So over the Memorial Day weekend, I participated in the following Twitter conversation.
It got me thinking, my colleague Rick West has been working on a project with several colleagues on “Rigor, Impact and Prestige: A Proposed Framework for Evaluating Scholarly Publications” and, at least I believe, as a part of this framework he has been examining various educational technology journals using this framework (see the “Journal Analysis Series” at https://byu.academia.edu/RichardWest ).
As I was looking through the articles that Rick and his colleagues have published to date, I was struck by how many K-12 online learning articles and scholars were featured as having significant impact on the field of educational technology. For example, if you look at the analysis of “International Review of Research in Open and Distance Learning, 2002-2011“:
- the most cited article from 2009 was “Cavanaugh, C., Barbour, M. K., & Clark, T. (2009). Research and practice in K-12 online learning: A review of literature.
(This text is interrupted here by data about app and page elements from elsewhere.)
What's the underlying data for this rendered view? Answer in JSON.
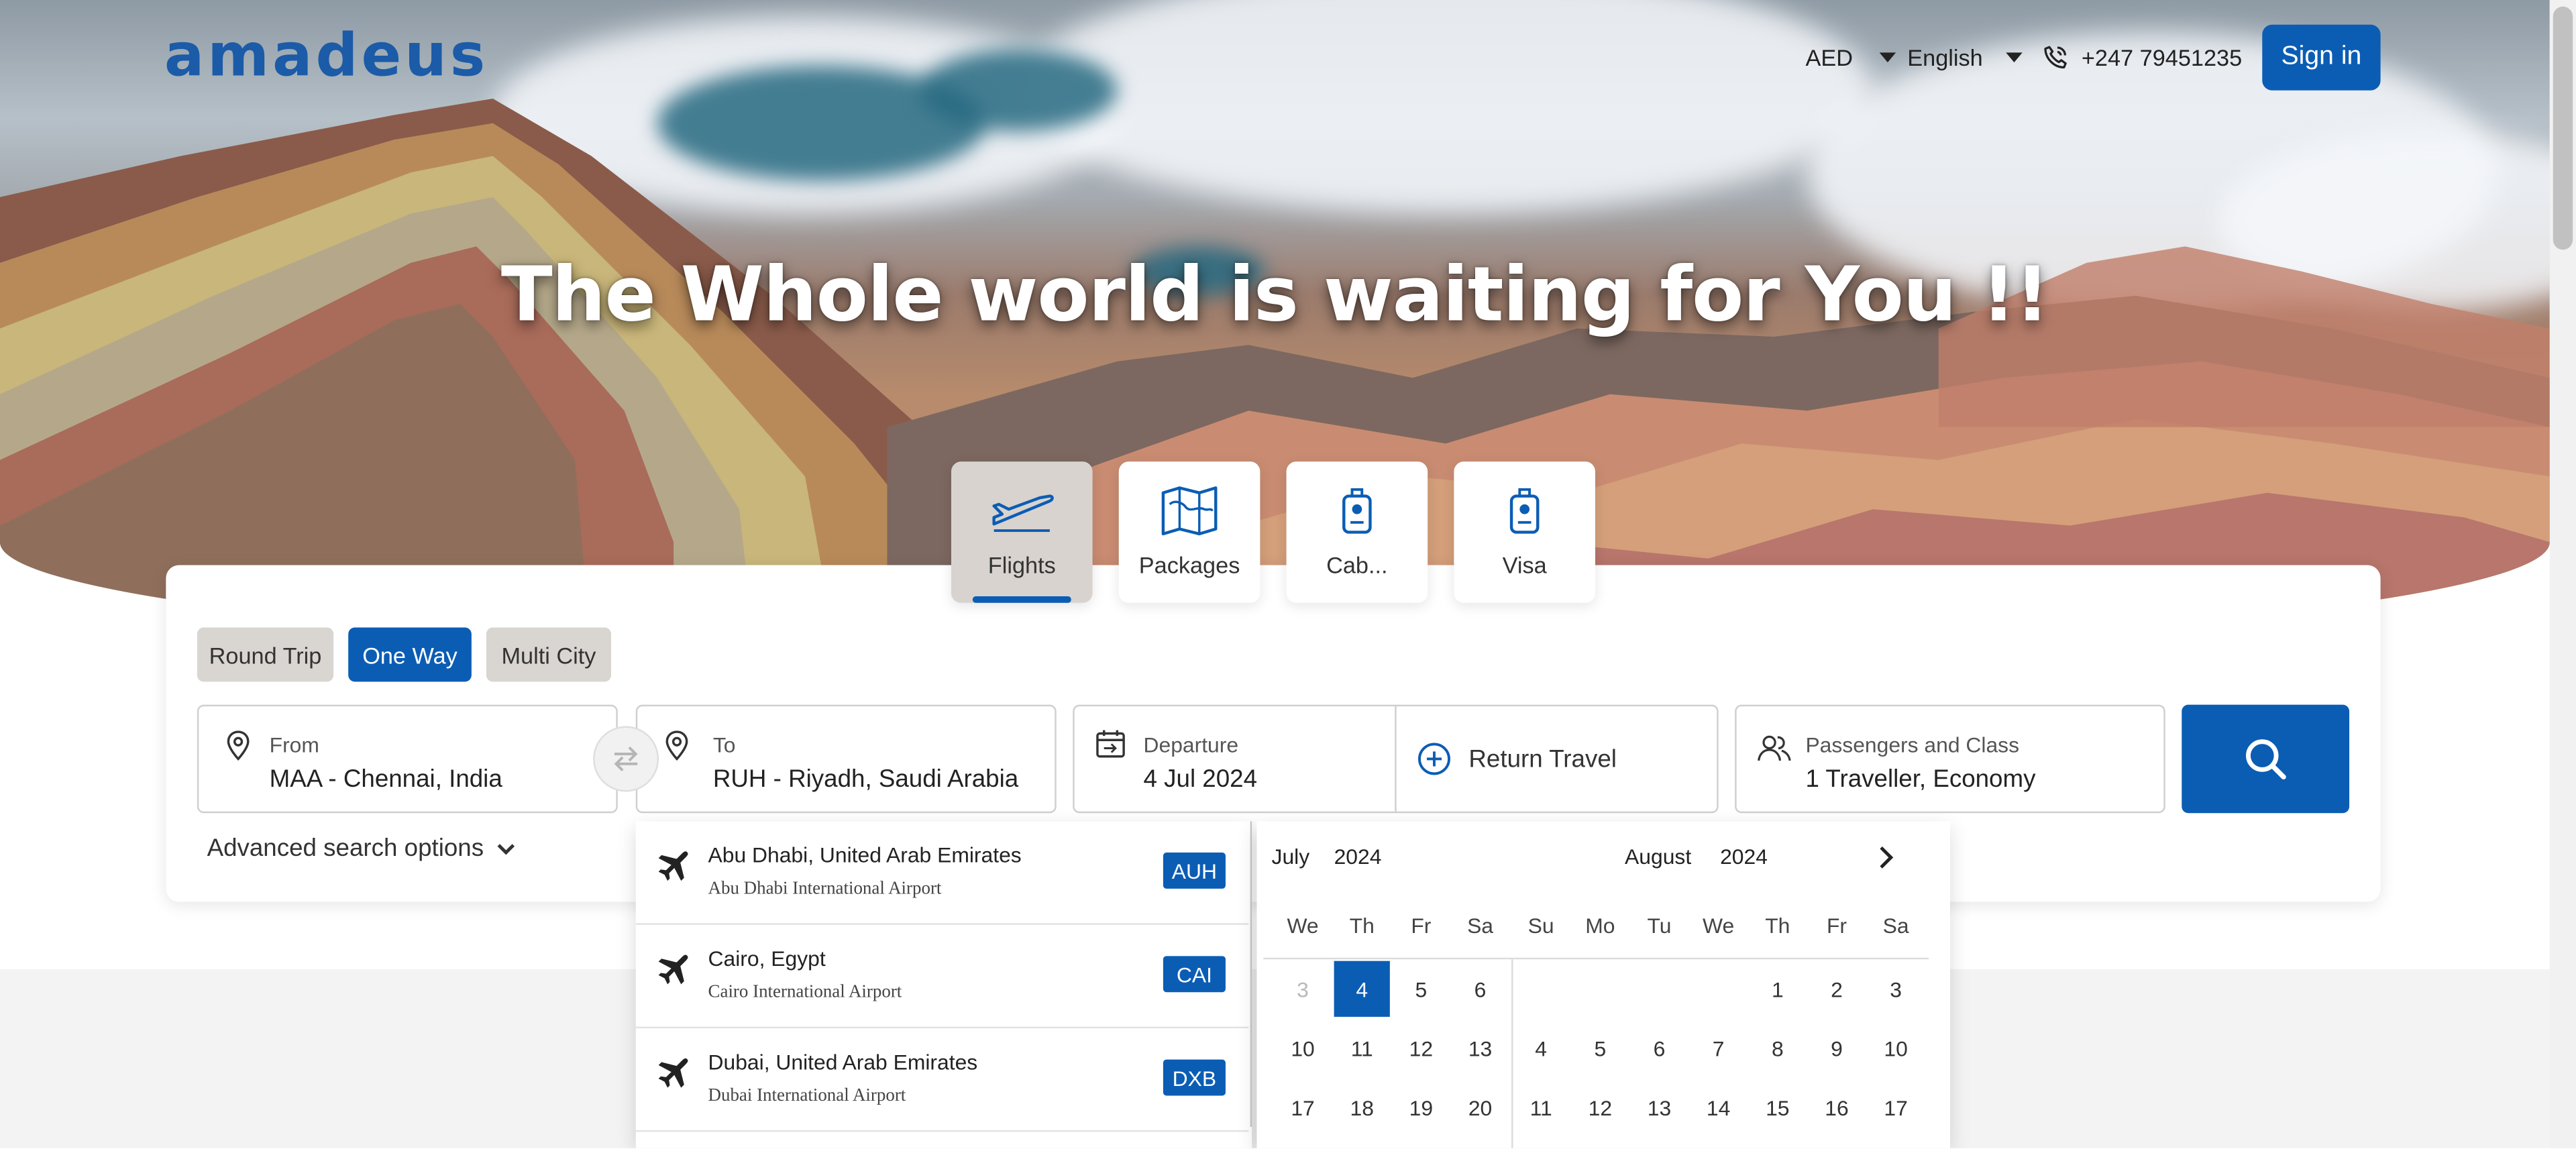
{
  "header": {
    "logo": "amadeus",
    "currency": "AED",
    "language": "English",
    "phone": "+247 79451235",
    "sign_in": "Sign in"
  },
  "hero": {
    "title": "The Whole world is waiting for You !!"
  },
  "services": [
    {
      "label": "Flights",
      "icon": "airplane-icon",
      "active": true
    },
    {
      "label": "Packages",
      "icon": "map-icon",
      "active": false
    },
    {
      "label": "Cab...",
      "icon": "luggage-icon",
      "active": false
    },
    {
      "label": "Visa",
      "icon": "luggage-icon",
      "active": false
    }
  ],
  "trip_types": [
    {
      "label": "Round Trip",
      "active": false
    },
    {
      "label": "One Way",
      "active": true
    },
    {
      "label": "Multi City",
      "active": false
    }
  ],
  "search": {
    "from_label": "From",
    "from_value": "MAA - Chennai, India",
    "to_label": "To",
    "to_value": "RUH - Riyadh, Saudi Arabia",
    "departure_label": "Departure",
    "departure_value": "4 Jul 2024",
    "return_label": "Return Travel",
    "pax_label": "Passengers and Class",
    "pax_value": "1 Traveller, Economy",
    "advanced": "Advanced search options"
  },
  "airport_suggestions": [
    {
      "city": "Abu Dhabi, United Arab Emirates",
      "airport": "Abu Dhabi International Airport",
      "code": "AUH"
    },
    {
      "city": "Cairo, Egypt",
      "airport": "Cairo International Airport",
      "code": "CAI"
    },
    {
      "city": "Dubai, United Arab Emirates",
      "airport": "Dubai International Airport",
      "code": "DXB"
    }
  ],
  "calendar": {
    "left_month": "July",
    "left_year": "2024",
    "right_month": "August",
    "right_year": "2024",
    "left_weekdays": [
      "We",
      "Th",
      "Fr",
      "Sa"
    ],
    "right_weekdays": [
      "Su",
      "Mo",
      "Tu",
      "We",
      "Th",
      "Fr",
      "Sa"
    ],
    "left_rows": [
      [
        "3",
        "4",
        "5",
        "6"
      ],
      [
        "10",
        "11",
        "12",
        "13"
      ],
      [
        "17",
        "18",
        "19",
        "20"
      ]
    ],
    "right_rows": [
      [
        "",
        "",
        "",
        "",
        "1",
        "2",
        "3"
      ],
      [
        "4",
        "5",
        "6",
        "7",
        "8",
        "9",
        "10"
      ],
      [
        "11",
        "12",
        "13",
        "14",
        "15",
        "16",
        "17"
      ]
    ],
    "disabled": [
      "3"
    ],
    "selected": "4"
  },
  "colors": {
    "brand_blue": "#0b5db4",
    "logo_blue": "#1b5ba8",
    "tab_active_bg": "#d8d3cf"
  }
}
International Review of Research in Open and Distance Learning, 10(1). Retrieved from http://www.irrodl.org/index.php/irrodl/article/view/607“
In the analysis of “Distance Education, 2000-2010“:
- in the categorization of article content, “Compton, L., Davis, N., & Correia, A. P. (2010). Pre‐service teachers’ preconceptions, misconceptions, and concerns about virtual schooling.Distance Education, 31(1), 37-54.” was listed as an example of “Faculty and training in distance education”
In the analysis of “British Journal of Educational Technology, 2001-2010“:
- the most cited article from 2004 was “Murphy, E. (2004). Recognising and promoting collaboration in an online asynchronous discussion. British Journal of Educational Technology, 35(4), 421-431.” While this article isn’t K-12 online learning focused, Elizabeth Murphy has conducted a great deal of research in our field.
In the analysis of “The American Journal of Distance Education, 2001-2010“:
- in the listing of scholars with multiple articles, Margaret Roblyer was one of 13 scholars mentioned
- the most cited article in 2009 was “Black, E. W., Ferdig, R. E., & DiPietro, M. (2008). An overview of evaluative instrumentation for virtual high schools. The American Journal of Distance Education, 22(1), 24-45.“
In the analysis of “Journal of Research on Technology in Education, 2001-2010“:
- in the listing of scholars with multiple articles, both Margaret Roblyer and Lynne Schrum were of 14 scholars mentioned (both were earlier scholars in K-12 online learning).
Finally, in the analysis of “Journal of Distance Education, 2003-2012“:
- in the listing of scholars with multiple articles, Michael Barbour (i.e., me) was one of six scholars mentioned
- the most cited article in 2007 was “Barbour, M. K. (2007). Principles of effective web-based content for secondary school students: Teacher and developer perceptions. Journal of Distance Education, 21(3), 93-114.“
I was a little surprised that there wasn’t any K-12 online learning references in “Journal of Technology and Teacher Education, 2001-2010” or “Computers and Education, 2002-2011” – both of which have either published numerous articles or high profile articles related to K-12 online learning. Note that these journals have also published articles related to K-12 online learning: “Australasian Journal of Educational Technology, 2003-2012“; “Contemporary Issues in Technology and Teacher Education, 2001-2010“; and “The Internet and Higher Education, 2001-2010“.
Anyway, consider how few scholars have been active in the field of K-12 online learning over the years, I think that this is a significant impact that we’ve had on the field of educational technology overall.